Work to be completed: A line belongs in the answer if it contains "icon"; copy every such line from the entries below.

Provided data below:

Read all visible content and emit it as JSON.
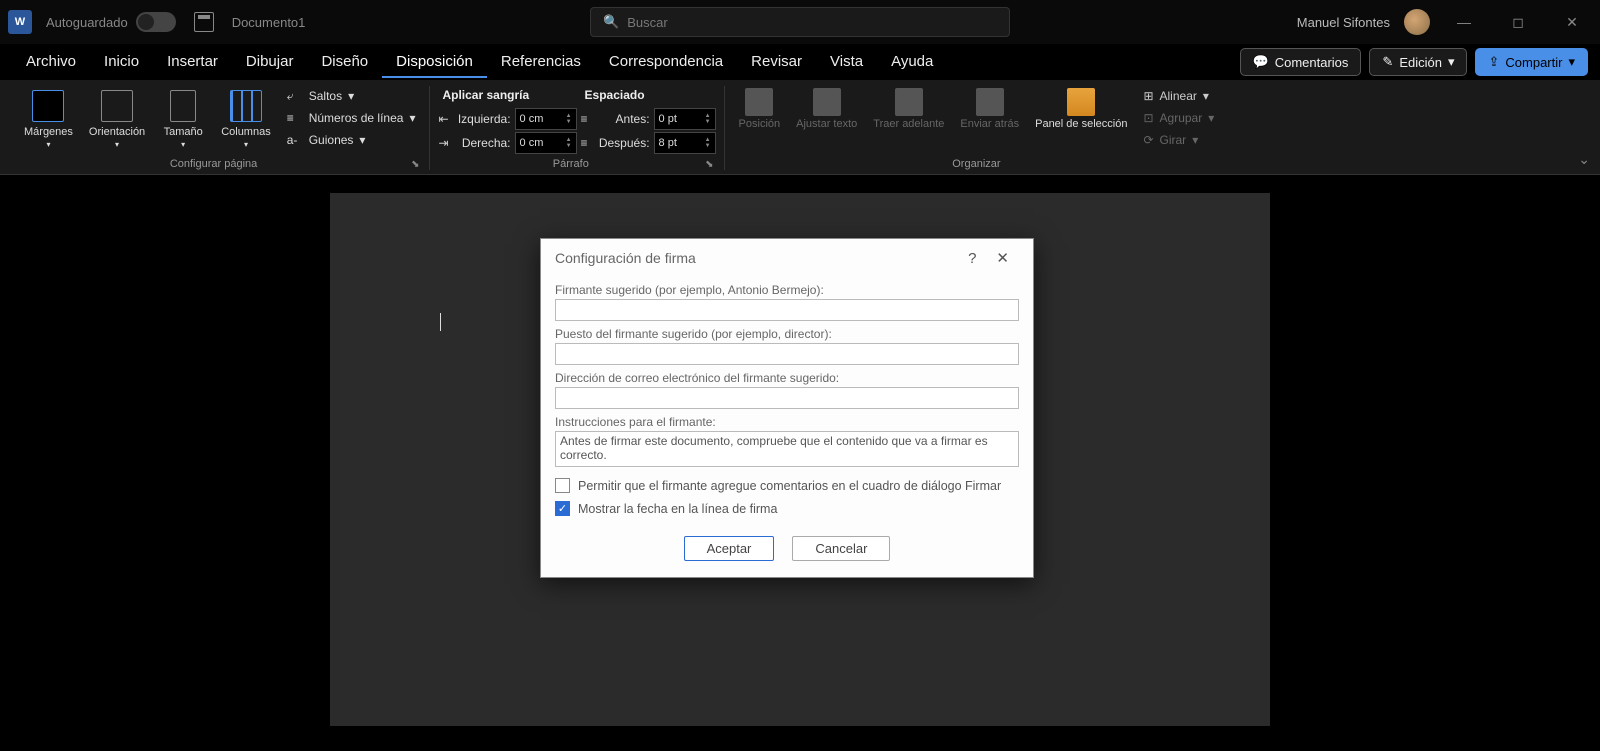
{
  "titlebar": {
    "autosave_label": "Autoguardado",
    "document_name": "Documento1",
    "search_placeholder": "Buscar",
    "username": "Manuel Sifontes"
  },
  "tabs": {
    "items": [
      "Archivo",
      "Inicio",
      "Insertar",
      "Dibujar",
      "Diseño",
      "Disposición",
      "Referencias",
      "Correspondencia",
      "Revisar",
      "Vista",
      "Ayuda"
    ],
    "active_index": 5,
    "comments": "Comentarios",
    "editing": "Edición",
    "share": "Compartir"
  },
  "ribbon": {
    "page_setup": {
      "margins": "Márgenes",
      "orientation": "Orientación",
      "size": "Tamaño",
      "columns": "Columnas",
      "breaks": "Saltos",
      "line_numbers": "Números de línea",
      "hyphenation": "Guiones",
      "group_label": "Configurar página"
    },
    "paragraph": {
      "indent_title": "Aplicar sangría",
      "left_label": "Izquierda:",
      "right_label": "Derecha:",
      "left_val": "0 cm",
      "right_val": "0 cm",
      "spacing_title": "Espaciado",
      "before_label": "Antes:",
      "after_label": "Después:",
      "before_val": "0 pt",
      "after_val": "8 pt",
      "group_label": "Párrafo"
    },
    "arrange": {
      "position": "Posición",
      "wrap": "Ajustar texto",
      "bring_forward": "Traer adelante",
      "send_backward": "Enviar atrás",
      "selection_pane": "Panel de selección",
      "align": "Alinear",
      "group": "Agrupar",
      "rotate": "Girar",
      "group_label": "Organizar"
    }
  },
  "dialog": {
    "title": "Configuración de firma",
    "signer_label": "Firmante sugerido (por ejemplo, Antonio Bermejo):",
    "signer_value": "",
    "title_label": "Puesto del firmante sugerido (por ejemplo, director):",
    "title_value": "",
    "email_label": "Dirección de correo electrónico del firmante sugerido:",
    "email_value": "",
    "instructions_label": "Instrucciones para el firmante:",
    "instructions_value": "Antes de firmar este documento, compruebe que el contenido que va a firmar es correcto.",
    "allow_comments": "Permitir que el firmante agregue comentarios en el cuadro de diálogo Firmar",
    "show_date": "Mostrar la fecha en la línea de firma",
    "ok": "Aceptar",
    "cancel": "Cancelar"
  }
}
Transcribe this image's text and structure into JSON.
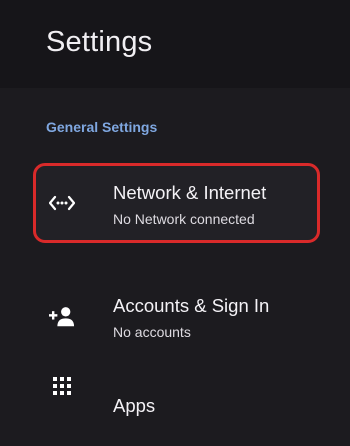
{
  "header": {
    "title": "Settings"
  },
  "section": {
    "label": "General Settings"
  },
  "items": [
    {
      "label": "Network & Internet",
      "sub": "No Network connected",
      "icon": "network-icon",
      "selected": true
    },
    {
      "label": "Accounts & Sign In",
      "sub": "No accounts",
      "icon": "add-account-icon",
      "selected": false
    },
    {
      "label": "Apps",
      "sub": "",
      "icon": "apps-grid-icon",
      "selected": false
    }
  ],
  "colors": {
    "background": "#1c1b1f",
    "header_background": "#161519",
    "section_label": "#7fa7e0",
    "highlight_border": "#d92a2a"
  }
}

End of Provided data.

Answer below:
      "icon": "network-icon",
      "icon": "add-account-icon",
      "icon": "apps-grid-icon",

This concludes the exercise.